▶ _RECORDS SHOWN_
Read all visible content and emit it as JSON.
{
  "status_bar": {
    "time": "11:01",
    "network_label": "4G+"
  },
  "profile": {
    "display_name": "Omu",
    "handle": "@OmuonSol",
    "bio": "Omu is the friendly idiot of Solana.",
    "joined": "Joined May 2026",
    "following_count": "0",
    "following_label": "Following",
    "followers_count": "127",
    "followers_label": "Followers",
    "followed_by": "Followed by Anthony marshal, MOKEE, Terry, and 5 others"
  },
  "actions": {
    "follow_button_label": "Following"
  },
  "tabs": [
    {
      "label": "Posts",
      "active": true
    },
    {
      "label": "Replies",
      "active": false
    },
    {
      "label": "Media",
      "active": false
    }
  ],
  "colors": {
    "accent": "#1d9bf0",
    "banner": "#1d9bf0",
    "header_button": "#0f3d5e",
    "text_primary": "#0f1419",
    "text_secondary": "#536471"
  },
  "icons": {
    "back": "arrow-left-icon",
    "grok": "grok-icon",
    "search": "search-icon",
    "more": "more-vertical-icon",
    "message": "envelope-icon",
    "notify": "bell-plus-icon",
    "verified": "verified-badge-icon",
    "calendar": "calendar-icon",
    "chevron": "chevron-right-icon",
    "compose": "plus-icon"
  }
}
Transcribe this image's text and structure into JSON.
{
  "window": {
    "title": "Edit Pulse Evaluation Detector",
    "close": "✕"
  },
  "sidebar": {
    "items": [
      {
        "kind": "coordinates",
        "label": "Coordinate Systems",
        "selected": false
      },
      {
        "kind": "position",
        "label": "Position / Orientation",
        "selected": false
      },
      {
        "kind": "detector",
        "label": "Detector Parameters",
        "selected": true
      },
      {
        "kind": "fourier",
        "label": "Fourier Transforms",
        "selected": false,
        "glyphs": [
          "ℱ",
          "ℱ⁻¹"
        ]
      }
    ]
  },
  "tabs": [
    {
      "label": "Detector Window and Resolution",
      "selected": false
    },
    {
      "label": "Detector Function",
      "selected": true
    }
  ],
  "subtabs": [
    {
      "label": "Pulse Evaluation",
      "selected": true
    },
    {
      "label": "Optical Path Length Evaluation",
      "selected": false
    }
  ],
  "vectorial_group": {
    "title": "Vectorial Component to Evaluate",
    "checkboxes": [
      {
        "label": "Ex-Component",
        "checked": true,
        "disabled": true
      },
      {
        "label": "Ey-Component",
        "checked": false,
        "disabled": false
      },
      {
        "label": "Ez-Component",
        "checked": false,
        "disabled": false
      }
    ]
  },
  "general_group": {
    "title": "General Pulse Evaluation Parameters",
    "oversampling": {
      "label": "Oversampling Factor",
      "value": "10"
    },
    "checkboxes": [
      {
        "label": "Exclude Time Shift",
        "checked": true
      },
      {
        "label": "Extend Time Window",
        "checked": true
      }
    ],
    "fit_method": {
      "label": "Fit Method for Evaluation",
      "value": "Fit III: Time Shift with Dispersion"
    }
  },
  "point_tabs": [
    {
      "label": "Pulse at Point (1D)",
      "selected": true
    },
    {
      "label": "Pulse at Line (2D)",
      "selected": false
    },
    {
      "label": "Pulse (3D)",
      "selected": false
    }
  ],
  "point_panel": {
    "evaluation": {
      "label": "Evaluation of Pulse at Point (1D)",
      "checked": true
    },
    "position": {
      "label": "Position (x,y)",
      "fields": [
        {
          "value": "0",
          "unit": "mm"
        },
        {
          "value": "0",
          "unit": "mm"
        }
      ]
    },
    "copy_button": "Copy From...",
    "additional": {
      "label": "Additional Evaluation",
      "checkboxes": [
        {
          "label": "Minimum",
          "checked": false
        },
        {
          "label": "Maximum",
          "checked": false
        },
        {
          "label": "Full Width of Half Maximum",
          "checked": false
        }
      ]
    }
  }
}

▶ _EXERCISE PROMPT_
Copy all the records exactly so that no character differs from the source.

▶ _WRITTEN REPLY_
Read all visible content and emit it as JSON.
{
  "status_bar": {
    "time": "11:01",
    "network_label": "4G+"
  },
  "profile": {
    "display_name": "Omu",
    "handle": "@OmuonSol",
    "bio": "Omu is the friendly idiot of Solana.",
    "joined": "Joined May 2026",
    "following_count": "0",
    "following_label": "Following",
    "followers_count": "127",
    "followers_label": "Followers",
    "followed_by": "Followed by Anthony marshal, MOKEE, Terry, and 5 others"
  },
  "actions": {
    "follow_button_label": "Following"
  },
  "tabs": [
    {
      "label": "Posts",
      "active": true
    },
    {
      "label": "Replies",
      "active": false
    },
    {
      "label": "Media",
      "active": false
    }
  ],
  "colors": {
    "accent": "#1d9bf0",
    "banner": "#1d9bf0",
    "header_button": "#0f3d5e",
    "text_primary": "#0f1419",
    "text_secondary": "#536471"
  },
  "icons": {
    "back": "arrow-left-icon",
    "grok": "grok-icon",
    "search": "search-icon",
    "more": "more-vertical-icon",
    "message": "envelope-icon",
    "notify": "bell-plus-icon",
    "verified": "verified-badge-icon",
    "calendar": "calendar-icon",
    "chevron": "chevron-right-icon",
    "compose": "plus-icon"
  }
}
Transcribe this image's text and structure into JSON.
{
  "window": {
    "title": "Edit Pulse Evaluation Detector",
    "close": "✕"
  },
  "sidebar": {
    "items": [
      {
        "kind": "coordinates",
        "label": "Coordinate Systems",
        "selected": false
      },
      {
        "kind": "position",
        "label": "Position / Orientation",
        "selected": false
      },
      {
        "kind": "detector",
        "label": "Detector Parameters",
        "selected": true
      },
      {
        "kind": "fourier",
        "label": "Fourier Transforms",
        "selected": false,
        "glyphs": [
          "ℱ",
          "ℱ⁻¹"
        ]
      }
    ]
  },
  "tabs": [
    {
      "label": "Detector Window and Resolution",
      "selected": false
    },
    {
      "label": "Detector Function",
      "selected": true
    }
  ],
  "subtabs": [
    {
      "label": "Pulse Evaluation",
      "selected": true
    },
    {
      "label": "Optical Path Length Evaluation",
      "selected": false
    }
  ],
  "vectorial_group": {
    "title": "Vectorial Component to Evaluate",
    "checkboxes": [
      {
        "label": "Ex-Component",
        "checked": true,
        "disabled": true
      },
      {
        "label": "Ey-Component",
        "checked": false,
        "disabled": false
      },
      {
        "label": "Ez-Component",
        "checked": false,
        "disabled": false
      }
    ]
  },
  "general_group": {
    "title": "General Pulse Evaluation Parameters",
    "oversampling": {
      "label": "Oversampling Factor",
      "value": "10"
    },
    "checkboxes": [
      {
        "label": "Exclude Time Shift",
        "checked": true
      },
      {
        "label": "Extend Time Window",
        "checked": true
      }
    ],
    "fit_method": {
      "label": "Fit Method for Evaluation",
      "value": "Fit III: Time Shift with Dispersion"
    }
  },
  "point_tabs": [
    {
      "label": "Pulse at Point (1D)",
      "selected": true
    },
    {
      "label": "Pulse at Line (2D)",
      "selected": false
    },
    {
      "label": "Pulse (3D)",
      "selected": false
    }
  ],
  "point_panel": {
    "evaluation": {
      "label": "Evaluation of Pulse at Point (1D)",
      "checked": true
    },
    "position": {
      "label": "Position (x,y)",
      "fields": [
        {
          "value": "0",
          "unit": "mm"
        },
        {
          "value": "0",
          "unit": "mm"
        }
      ]
    },
    "copy_button": "Copy From...",
    "additional": {
      "label": "Additional Evaluation",
      "checkboxes": [
        {
          "label": "Minimum",
          "checked": false
        },
        {
          "label": "Maximum",
          "checked": false
        },
        {
          "label": "Full Width of Half Maximum",
          "checked": false
        }
      ]
    }
  }
}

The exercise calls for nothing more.